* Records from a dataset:
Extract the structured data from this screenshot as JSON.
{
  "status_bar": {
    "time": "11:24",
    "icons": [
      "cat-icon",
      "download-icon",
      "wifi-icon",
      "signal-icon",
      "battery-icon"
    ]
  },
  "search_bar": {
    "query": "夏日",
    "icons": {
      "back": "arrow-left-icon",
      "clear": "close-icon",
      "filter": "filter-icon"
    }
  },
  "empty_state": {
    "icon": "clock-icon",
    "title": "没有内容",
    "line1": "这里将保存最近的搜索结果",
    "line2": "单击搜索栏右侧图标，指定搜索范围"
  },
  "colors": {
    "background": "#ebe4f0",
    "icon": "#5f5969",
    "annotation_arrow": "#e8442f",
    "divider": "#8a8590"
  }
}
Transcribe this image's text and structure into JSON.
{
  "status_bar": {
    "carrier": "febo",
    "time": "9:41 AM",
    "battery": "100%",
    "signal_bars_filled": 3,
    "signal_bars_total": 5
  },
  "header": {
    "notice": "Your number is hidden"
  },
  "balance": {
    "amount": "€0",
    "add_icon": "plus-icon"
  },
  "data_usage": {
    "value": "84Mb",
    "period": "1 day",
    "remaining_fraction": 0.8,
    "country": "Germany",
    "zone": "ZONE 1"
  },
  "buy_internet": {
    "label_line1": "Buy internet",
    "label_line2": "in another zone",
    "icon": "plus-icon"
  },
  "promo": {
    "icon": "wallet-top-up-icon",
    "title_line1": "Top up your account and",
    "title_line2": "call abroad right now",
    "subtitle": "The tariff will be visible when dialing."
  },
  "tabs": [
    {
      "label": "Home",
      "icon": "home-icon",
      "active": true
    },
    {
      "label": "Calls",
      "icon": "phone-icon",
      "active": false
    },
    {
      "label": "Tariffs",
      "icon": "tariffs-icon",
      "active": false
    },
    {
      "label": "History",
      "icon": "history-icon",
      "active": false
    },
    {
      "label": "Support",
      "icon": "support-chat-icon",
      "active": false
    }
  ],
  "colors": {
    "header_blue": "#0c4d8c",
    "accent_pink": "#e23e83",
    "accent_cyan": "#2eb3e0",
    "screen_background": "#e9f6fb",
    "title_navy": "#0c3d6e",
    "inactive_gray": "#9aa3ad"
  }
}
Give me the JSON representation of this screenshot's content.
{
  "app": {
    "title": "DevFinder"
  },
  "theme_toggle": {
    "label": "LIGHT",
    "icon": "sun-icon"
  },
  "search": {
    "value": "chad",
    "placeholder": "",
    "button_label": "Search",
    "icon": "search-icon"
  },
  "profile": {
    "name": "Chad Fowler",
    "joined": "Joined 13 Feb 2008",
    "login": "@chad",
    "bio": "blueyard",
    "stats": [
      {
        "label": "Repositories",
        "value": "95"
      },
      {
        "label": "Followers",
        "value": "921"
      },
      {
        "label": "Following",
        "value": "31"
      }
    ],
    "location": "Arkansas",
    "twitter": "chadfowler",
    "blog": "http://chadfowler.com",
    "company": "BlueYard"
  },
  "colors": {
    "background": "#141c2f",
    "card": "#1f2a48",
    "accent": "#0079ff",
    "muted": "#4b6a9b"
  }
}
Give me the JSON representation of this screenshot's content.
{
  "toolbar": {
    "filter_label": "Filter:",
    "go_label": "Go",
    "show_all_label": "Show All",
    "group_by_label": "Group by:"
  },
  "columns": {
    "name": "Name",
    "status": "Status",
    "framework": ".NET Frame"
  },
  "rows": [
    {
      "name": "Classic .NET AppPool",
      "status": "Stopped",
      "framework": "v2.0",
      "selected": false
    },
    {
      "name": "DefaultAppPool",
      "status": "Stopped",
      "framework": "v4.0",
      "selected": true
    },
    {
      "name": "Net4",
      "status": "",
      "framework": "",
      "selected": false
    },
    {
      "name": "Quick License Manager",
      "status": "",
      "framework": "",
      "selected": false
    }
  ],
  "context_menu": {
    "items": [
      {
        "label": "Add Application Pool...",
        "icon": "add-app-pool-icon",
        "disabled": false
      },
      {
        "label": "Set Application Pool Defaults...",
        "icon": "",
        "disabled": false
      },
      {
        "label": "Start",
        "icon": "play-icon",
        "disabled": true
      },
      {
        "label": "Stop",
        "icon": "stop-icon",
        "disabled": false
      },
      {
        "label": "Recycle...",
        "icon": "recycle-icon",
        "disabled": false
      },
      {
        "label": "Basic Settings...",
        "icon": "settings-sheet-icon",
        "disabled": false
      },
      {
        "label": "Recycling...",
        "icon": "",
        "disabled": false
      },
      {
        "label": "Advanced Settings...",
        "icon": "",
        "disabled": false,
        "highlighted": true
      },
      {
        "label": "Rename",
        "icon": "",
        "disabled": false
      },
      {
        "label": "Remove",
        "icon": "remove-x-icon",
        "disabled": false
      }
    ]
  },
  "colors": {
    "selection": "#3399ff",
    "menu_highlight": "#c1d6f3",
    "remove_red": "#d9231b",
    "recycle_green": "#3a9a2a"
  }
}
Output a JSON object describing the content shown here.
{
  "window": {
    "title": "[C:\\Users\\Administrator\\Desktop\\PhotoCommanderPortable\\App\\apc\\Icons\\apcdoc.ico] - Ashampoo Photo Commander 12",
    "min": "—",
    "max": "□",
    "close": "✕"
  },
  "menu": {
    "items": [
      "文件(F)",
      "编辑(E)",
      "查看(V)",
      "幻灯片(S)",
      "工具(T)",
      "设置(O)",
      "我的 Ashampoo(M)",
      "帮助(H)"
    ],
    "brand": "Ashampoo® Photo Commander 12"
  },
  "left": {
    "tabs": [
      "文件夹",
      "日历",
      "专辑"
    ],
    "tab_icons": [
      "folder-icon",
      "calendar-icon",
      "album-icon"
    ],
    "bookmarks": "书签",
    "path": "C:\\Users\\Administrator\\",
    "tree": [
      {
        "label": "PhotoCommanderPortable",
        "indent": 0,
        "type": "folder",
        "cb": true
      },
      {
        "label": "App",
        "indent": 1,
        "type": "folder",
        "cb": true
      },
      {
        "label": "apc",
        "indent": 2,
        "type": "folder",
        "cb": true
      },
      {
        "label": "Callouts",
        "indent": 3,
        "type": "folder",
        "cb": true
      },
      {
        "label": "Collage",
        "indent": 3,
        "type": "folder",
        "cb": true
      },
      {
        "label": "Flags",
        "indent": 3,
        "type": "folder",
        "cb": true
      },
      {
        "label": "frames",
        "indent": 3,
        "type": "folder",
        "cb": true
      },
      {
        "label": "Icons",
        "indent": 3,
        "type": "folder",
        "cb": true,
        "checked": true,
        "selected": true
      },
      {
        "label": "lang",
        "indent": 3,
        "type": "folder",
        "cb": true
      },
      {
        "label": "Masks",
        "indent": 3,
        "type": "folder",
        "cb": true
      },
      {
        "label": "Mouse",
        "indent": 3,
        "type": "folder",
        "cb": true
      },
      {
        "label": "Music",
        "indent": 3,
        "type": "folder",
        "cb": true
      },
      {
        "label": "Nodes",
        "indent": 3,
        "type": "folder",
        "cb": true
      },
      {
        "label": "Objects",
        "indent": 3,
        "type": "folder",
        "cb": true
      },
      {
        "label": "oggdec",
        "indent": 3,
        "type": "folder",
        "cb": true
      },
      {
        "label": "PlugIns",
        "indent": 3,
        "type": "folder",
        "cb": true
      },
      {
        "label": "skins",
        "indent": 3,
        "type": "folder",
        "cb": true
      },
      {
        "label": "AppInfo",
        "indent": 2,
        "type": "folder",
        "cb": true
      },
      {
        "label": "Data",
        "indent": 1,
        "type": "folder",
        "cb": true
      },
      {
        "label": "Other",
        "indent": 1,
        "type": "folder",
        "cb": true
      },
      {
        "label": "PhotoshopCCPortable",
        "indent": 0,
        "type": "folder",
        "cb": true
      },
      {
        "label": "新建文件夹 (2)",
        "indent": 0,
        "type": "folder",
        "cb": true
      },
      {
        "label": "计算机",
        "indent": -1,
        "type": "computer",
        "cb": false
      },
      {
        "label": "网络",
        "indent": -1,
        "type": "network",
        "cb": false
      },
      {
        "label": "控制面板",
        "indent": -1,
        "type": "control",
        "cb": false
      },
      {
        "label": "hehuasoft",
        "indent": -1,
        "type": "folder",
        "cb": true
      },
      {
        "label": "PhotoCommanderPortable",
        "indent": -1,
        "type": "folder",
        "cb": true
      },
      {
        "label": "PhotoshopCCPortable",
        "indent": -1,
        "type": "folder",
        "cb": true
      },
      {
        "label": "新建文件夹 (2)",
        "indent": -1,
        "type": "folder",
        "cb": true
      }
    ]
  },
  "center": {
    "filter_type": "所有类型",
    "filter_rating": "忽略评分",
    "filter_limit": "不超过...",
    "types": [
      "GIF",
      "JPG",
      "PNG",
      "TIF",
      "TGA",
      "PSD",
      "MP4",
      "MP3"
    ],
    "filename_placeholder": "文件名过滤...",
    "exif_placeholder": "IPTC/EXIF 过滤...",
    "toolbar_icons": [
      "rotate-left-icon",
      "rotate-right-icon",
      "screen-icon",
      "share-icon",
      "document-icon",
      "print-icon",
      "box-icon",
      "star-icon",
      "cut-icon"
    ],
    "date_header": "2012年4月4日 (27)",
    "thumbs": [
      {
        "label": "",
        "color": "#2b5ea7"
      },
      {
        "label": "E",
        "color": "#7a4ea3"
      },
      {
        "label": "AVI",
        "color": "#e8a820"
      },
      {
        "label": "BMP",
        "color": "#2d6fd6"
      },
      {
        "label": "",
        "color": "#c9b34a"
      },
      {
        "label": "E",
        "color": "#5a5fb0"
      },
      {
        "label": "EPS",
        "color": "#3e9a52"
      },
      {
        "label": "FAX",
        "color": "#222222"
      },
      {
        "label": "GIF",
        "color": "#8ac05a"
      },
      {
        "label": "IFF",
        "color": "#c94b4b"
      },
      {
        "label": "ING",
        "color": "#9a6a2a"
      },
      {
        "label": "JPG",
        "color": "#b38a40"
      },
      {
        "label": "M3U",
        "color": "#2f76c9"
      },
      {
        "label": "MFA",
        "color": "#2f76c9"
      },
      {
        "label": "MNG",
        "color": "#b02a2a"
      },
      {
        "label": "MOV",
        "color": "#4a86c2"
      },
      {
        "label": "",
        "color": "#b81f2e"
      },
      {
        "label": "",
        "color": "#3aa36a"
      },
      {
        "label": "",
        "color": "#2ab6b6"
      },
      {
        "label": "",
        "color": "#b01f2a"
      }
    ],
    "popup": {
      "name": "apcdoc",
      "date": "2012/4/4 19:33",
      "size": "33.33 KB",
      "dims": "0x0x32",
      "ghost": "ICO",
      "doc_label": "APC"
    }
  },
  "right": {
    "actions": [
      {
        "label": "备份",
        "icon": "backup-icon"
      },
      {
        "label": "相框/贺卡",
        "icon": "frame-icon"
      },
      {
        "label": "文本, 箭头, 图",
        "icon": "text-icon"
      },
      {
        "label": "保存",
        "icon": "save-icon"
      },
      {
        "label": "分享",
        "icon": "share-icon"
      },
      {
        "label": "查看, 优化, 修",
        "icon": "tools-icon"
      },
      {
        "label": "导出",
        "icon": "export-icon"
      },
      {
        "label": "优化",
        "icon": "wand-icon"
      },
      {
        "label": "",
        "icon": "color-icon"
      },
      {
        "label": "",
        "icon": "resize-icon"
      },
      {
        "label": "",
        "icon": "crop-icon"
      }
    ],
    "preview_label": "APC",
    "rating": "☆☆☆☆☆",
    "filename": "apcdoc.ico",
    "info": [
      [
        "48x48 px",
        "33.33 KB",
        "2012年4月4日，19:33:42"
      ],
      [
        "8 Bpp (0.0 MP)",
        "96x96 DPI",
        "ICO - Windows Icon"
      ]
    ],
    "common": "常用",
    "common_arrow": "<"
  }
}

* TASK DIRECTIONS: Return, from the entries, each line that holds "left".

* WRITTEN SOLUTION:
      "back": "arrow-left-icon",
  "left": {
      "rotate-left-icon",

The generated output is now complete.